Does an Adult Family Home look after seniors suffering from dementia, Alzheimer's Disease or memory loss, in Shoreline?

An Adult Family Home is perhaps the most ideal place to live when a person is suffering from dementia, of which Alzheimer’s is just one form. Because many forms of dementia centers around some form of memory loss, keeping the ‘list if things to remember’ to a minimum can be a great stress reducer. In an Adult Family Home, there is a limited number of people’s names, for instance, because there is a limit of only six persons – by law in the State of Washington – allowed to reside in any one residence.

Fewer things to remember means extra safety

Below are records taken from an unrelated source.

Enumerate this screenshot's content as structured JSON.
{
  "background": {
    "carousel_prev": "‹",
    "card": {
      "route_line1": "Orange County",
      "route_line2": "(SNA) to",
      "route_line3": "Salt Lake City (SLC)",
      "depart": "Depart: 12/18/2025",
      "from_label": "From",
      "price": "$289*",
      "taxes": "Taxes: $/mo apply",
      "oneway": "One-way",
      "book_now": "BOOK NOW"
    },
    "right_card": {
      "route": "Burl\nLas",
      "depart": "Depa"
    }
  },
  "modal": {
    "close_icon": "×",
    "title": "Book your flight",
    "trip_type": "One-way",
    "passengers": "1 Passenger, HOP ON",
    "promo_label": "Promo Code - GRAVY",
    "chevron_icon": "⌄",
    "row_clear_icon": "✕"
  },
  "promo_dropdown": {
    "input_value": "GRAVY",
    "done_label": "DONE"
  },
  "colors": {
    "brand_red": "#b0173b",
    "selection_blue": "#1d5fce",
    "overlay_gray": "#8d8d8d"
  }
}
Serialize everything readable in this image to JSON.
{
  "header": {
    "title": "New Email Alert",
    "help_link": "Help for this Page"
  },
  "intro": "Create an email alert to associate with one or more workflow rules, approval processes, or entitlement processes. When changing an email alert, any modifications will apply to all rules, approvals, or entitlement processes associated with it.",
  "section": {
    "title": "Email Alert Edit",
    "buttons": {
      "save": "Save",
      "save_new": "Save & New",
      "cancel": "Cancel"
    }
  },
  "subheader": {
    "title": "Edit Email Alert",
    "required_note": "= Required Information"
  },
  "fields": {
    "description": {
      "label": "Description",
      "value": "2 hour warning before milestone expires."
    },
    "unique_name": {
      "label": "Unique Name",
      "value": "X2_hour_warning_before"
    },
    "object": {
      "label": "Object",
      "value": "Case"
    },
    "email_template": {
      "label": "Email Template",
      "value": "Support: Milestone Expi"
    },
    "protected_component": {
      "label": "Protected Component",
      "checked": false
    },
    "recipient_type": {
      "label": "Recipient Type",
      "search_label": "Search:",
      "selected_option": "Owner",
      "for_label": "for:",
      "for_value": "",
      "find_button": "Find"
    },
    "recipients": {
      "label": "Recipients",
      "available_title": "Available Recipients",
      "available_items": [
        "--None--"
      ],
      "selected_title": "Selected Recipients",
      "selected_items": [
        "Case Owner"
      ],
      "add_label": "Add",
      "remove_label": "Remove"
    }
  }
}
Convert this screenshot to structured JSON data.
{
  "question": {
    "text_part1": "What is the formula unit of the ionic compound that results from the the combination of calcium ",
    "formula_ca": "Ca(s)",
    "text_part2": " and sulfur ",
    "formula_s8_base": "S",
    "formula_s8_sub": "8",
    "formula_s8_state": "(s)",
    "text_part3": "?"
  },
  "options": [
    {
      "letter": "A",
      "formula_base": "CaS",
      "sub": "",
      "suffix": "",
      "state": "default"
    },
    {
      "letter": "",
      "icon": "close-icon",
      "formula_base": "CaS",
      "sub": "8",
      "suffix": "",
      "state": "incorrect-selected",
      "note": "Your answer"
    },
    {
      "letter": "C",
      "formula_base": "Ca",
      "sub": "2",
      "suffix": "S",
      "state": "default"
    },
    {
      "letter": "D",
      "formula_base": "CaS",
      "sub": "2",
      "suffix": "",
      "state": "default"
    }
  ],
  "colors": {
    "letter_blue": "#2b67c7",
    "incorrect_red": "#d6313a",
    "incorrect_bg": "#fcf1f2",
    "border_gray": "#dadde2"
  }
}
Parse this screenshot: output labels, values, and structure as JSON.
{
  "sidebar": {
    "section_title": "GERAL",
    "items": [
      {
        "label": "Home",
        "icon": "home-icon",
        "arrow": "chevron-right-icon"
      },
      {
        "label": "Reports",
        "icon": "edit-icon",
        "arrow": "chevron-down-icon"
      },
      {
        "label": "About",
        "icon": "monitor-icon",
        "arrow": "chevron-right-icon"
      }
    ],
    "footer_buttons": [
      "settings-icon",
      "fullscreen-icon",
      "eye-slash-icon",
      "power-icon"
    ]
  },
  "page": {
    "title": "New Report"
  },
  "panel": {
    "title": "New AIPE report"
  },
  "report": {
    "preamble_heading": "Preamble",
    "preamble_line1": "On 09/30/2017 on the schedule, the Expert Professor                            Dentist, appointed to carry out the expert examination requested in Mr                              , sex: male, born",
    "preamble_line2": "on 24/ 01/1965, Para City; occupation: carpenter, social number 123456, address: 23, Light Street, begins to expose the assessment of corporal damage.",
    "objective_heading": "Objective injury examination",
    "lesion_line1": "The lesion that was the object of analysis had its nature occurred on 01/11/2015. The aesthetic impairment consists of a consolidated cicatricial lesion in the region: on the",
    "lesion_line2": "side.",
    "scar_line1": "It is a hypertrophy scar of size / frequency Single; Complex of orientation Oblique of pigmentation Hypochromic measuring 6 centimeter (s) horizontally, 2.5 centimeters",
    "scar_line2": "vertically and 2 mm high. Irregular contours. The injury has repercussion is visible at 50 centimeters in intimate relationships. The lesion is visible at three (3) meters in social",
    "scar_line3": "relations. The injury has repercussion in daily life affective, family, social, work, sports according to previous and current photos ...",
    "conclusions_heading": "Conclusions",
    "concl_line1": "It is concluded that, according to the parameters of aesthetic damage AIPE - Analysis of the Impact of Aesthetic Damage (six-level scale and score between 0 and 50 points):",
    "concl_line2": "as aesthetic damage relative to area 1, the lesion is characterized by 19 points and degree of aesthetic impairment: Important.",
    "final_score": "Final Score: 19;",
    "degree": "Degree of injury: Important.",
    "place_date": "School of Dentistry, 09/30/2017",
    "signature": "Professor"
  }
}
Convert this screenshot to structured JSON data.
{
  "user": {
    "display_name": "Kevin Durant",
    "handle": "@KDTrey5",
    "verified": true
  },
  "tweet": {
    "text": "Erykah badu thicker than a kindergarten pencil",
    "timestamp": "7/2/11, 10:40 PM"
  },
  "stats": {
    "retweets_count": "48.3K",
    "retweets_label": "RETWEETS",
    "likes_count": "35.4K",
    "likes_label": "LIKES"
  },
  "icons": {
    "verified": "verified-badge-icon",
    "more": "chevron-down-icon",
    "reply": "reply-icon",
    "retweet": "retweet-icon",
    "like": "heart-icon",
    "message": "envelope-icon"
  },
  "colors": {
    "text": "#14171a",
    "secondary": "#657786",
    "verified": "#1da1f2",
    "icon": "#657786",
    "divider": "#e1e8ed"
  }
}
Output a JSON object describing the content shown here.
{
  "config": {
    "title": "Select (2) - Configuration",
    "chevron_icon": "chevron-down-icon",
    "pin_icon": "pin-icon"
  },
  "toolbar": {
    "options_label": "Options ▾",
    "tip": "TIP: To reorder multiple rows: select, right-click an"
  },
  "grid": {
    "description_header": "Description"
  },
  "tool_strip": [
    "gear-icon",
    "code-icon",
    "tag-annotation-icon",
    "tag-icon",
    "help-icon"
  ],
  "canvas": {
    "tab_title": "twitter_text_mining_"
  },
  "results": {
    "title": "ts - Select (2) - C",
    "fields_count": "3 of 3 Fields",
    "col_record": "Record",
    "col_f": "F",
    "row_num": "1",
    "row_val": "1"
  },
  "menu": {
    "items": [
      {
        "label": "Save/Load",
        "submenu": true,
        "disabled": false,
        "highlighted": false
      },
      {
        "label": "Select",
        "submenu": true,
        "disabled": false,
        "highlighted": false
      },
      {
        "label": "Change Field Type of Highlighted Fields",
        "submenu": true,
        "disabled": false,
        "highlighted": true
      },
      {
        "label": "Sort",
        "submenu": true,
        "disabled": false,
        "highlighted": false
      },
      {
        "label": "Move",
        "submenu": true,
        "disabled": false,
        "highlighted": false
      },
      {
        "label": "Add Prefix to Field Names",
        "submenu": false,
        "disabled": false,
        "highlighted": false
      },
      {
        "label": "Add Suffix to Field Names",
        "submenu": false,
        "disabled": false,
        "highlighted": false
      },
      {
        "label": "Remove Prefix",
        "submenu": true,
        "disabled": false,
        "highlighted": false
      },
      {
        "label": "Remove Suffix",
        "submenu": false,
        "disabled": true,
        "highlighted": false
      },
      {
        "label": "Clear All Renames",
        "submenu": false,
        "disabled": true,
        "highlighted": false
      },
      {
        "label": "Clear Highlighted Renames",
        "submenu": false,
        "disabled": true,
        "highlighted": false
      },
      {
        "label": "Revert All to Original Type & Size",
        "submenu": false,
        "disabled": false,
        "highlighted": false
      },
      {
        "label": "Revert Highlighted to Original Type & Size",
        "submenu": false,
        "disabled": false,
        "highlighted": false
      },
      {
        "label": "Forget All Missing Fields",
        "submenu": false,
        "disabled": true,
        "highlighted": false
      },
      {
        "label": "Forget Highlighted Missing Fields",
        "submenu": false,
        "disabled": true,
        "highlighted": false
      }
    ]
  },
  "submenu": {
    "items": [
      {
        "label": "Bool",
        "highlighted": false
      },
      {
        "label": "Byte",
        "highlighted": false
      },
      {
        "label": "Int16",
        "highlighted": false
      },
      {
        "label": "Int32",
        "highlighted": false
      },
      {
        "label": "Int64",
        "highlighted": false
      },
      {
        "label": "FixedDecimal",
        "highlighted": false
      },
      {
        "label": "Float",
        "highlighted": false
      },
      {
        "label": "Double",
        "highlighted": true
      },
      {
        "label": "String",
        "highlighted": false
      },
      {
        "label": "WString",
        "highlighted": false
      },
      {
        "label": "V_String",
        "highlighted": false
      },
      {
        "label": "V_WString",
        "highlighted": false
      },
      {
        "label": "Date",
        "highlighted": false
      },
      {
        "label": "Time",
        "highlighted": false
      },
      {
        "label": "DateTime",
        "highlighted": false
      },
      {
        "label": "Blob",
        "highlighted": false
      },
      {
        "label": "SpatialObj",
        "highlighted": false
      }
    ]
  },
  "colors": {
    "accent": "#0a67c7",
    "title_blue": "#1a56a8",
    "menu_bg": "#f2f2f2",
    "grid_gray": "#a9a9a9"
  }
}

A hospital is meant for emergencies and for people who are ill and need treatment, surgery or other medical interventions on their behalf. A Nursing Home is somewhere between a hospital and an Adult Family Home. It can house greater numbers than an Adult Family Home can, and has a degree of anonymity to it. For some residents, anonymity is a blessing, but for others, they want a more intimate, “home like” feel to where they live.

Because there is a maximum of just six actual residents under care in an Adult Family Home, it doesn’t take long for any one resident to get to know all the staff. Even with shifts, including what is called Wake Staff, it doesn’t take long for any one resident to get to know each caregiver intimately. That alone will bring a sense of security and comfort to a resident. Perhaps what’s more important is, the caregiver won’t take long to get to know each resident. When that small emergency at three AM surfaces, a caregiver will be in a position to make decisions quickly, and often not have to look up charts or medical records before making the right decision. Imagine, for example, a type 1 diabetic resident’s sugar falls too low, and they need to ingest a small amount of sugar to bring it back up to normal, a caregiver who know that resident’s medical history will be in a position to – there and then – take care of the small problem before it becomes a big one.

Many Adult Family Home caregivers are retired nurses

As it turns out, the perfect retirement job for a registered nurse is to work at an Adult Family Home. After years of dealing with the moment to moment crises that are common in any hospital, a nurse would find the relative calm of an Adult Family Home to be very manageable. And they bring all that wealth of experience of having worked for years in a far more intense environment to bear on the day to day things that emerge in an Adult Family Home.

Being a retired nurse means each resident under their care is safer. And the typical retired nurse is also capable of handling several emergencies at once, and without missing a beat. It’s simply far easier for them than what they’re used to.

“Wake Staff” brings comfort to those with dementia

For all those who have sobbed their way through the later sections of The Notebook movie, you’ll remember the challenge of people forgetting who their partner is. People with dementia can forget everyone around them. They might remember, for instance, that they have twelve grandchildren, but not remember the names or faces of any one of their family members. Then an hour later, some memory returns, and they seem to have ‘recovered’ for a moment. That’s hard on relatives who often themselves become confused with the unpredictability of it all. So, what happens when your loved one wakes up in the middle of the night, and forgets who they are or where they are? They step out of bed and begin to wander around the residence in a confused daze, perhaps also a danger to themselves and to others. This is where Wake Staff can be very important.

Wake Staff if the term they use for caregiver staff at an Adult Family Home who stay overnight. It usually implies that there will be some form of caregiver staff there at all times, night and day, every day of the year. The residents are never really alone. Not all Adult Family Homes have such Wake Staff, but it is becoming more and more common, and it is all but essential for residences that host those with dementia.

In an Adult Family Home with Wake Staff – or without, for that matter – there will be mechanisms for helping the staff to recognize when, for example, a resident got (or fell out) of bed. A pressure pad placed on the floor for the length of the bed sends a signal to the caregiver on duty. There are cords to pull in the event a resident gets into difficulties, for instance, in the bathroom. The caregiver can then make their way to the resident and deal with a small problem before it becomes a big one.

Wake Staff might not necessarily be awake, but they will be ready to respond. It’s often the case that overnight caretaker staff won’t need to be actually awake, but they might be, for example, lying on a couch close to the residents, and be able to simple slip into a pair of shoes and go into action. This is no problem, of course, to the typical retired registered nurse who has spent her whole life responding quickly to emergencies.

Taking care of those who can’t take care of themselves

With only six residents to look after, a caregiver at an Adult Family Home is in a particularly good position to look after a resident with dementia. In one case some years ago, I observed a caregiver going over the family photographs with a resident right before family visiting time. The resident could remember – for perhaps thirty minutes – the names of his own children and grandchildren, if he was reminded of them. Dementia is usually progressive – meaning it gets worse with time – but when there is an opportunity to make for example one more Christmas Day a memorable one, an Adult Family Home is the place it’s most likely to offer it to you.

More next week!